### What the exercise asks
Please return all lines from the records below that include the string "date".

Stored data: Begin

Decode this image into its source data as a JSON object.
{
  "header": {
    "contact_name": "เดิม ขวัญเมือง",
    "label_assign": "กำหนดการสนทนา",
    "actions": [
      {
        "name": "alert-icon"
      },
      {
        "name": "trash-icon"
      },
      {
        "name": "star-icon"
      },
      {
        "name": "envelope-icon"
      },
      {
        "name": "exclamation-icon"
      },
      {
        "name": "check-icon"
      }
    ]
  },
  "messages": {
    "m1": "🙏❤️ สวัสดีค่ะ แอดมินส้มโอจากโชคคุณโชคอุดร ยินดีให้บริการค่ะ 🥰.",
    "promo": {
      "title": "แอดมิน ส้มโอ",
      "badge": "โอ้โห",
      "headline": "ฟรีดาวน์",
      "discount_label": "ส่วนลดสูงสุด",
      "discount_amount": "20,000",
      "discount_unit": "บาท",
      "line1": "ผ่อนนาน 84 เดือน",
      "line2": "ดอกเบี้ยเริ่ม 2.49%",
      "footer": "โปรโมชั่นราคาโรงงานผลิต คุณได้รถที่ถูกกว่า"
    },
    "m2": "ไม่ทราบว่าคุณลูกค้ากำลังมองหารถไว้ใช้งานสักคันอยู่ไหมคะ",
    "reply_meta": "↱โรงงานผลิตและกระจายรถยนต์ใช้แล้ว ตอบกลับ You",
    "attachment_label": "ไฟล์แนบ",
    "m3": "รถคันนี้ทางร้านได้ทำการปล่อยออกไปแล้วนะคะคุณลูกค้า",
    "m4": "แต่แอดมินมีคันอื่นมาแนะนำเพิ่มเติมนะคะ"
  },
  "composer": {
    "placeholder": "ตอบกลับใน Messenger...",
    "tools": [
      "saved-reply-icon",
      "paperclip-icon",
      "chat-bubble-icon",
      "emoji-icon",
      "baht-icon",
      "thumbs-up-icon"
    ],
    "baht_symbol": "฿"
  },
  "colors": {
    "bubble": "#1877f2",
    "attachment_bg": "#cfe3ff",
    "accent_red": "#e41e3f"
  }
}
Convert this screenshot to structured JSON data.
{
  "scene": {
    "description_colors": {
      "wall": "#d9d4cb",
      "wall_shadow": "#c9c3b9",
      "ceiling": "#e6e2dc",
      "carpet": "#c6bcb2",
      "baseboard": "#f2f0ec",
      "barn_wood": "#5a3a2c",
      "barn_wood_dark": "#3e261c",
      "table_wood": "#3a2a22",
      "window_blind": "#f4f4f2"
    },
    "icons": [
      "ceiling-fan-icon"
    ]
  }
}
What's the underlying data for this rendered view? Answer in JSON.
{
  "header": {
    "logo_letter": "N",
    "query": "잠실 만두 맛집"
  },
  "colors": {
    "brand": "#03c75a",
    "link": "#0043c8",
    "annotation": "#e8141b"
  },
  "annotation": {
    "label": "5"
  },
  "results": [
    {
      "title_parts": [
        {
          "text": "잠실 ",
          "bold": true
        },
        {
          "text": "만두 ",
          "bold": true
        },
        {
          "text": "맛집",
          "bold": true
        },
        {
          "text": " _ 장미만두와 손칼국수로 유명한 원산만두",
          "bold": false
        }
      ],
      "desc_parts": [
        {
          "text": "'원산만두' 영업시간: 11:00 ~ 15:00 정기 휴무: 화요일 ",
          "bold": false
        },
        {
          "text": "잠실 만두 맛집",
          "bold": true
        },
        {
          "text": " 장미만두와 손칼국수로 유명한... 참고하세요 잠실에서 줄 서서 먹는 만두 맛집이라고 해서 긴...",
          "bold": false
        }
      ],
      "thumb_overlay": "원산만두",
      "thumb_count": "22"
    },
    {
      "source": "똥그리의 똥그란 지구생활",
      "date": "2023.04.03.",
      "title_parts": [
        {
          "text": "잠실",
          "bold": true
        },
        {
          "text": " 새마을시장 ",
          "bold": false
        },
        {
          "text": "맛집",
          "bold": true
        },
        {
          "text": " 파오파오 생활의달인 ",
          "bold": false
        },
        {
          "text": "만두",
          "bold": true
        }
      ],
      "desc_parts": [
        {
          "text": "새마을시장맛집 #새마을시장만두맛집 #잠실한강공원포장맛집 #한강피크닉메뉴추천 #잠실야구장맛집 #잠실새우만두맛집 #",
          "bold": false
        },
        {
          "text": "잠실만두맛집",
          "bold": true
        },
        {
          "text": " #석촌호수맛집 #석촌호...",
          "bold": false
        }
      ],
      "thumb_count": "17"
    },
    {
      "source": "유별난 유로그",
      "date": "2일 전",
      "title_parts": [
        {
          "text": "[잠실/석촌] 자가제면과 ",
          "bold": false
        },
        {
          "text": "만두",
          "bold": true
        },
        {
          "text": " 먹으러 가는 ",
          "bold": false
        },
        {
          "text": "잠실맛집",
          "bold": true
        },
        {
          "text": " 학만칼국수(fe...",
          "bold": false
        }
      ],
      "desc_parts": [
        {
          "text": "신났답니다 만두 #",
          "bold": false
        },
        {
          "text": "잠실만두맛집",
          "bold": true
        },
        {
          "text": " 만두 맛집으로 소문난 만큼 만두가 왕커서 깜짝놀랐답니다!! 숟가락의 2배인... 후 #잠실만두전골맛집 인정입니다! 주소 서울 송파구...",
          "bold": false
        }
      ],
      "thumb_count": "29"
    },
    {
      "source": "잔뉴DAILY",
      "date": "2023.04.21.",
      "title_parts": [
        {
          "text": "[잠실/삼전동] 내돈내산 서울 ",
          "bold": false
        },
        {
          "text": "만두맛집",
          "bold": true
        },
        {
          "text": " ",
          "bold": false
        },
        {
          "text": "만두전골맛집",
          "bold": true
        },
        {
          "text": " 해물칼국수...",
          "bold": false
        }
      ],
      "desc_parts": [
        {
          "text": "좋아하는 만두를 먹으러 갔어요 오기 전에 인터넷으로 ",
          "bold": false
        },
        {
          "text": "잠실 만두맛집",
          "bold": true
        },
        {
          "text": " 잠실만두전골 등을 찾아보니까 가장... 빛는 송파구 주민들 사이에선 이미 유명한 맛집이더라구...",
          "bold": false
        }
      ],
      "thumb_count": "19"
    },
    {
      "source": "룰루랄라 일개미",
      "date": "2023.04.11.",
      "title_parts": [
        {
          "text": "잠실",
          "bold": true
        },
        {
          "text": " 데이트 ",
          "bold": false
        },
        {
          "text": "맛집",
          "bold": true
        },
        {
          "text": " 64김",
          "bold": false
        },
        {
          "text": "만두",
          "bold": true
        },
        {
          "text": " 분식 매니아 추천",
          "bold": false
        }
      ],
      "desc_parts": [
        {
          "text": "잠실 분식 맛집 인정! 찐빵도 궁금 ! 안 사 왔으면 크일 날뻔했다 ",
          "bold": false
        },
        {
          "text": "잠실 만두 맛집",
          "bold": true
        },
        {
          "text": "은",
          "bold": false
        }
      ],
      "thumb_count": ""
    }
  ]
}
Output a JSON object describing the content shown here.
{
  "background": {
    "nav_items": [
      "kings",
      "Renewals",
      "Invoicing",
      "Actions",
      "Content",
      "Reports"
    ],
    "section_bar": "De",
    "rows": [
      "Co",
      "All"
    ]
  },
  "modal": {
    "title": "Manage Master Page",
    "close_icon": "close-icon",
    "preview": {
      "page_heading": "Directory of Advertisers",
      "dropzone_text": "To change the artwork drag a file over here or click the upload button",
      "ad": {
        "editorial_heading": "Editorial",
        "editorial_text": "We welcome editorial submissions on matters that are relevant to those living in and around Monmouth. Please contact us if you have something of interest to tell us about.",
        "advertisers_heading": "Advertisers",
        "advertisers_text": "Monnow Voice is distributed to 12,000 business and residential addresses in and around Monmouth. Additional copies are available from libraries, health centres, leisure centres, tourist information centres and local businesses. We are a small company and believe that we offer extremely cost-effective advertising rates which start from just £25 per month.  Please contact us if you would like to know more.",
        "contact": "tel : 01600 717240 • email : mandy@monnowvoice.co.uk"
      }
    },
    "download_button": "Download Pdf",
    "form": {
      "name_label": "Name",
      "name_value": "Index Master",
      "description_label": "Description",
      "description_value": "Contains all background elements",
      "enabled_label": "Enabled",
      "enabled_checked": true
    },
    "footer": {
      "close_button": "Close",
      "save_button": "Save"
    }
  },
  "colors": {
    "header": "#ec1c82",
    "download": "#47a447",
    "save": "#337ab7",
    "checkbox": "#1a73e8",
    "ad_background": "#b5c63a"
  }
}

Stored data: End

### Written answer
      "date": "2023.04.03.",
      "date": "2일 전",
      "date": "2023.04.21.",
      "date": "2023.04.11.",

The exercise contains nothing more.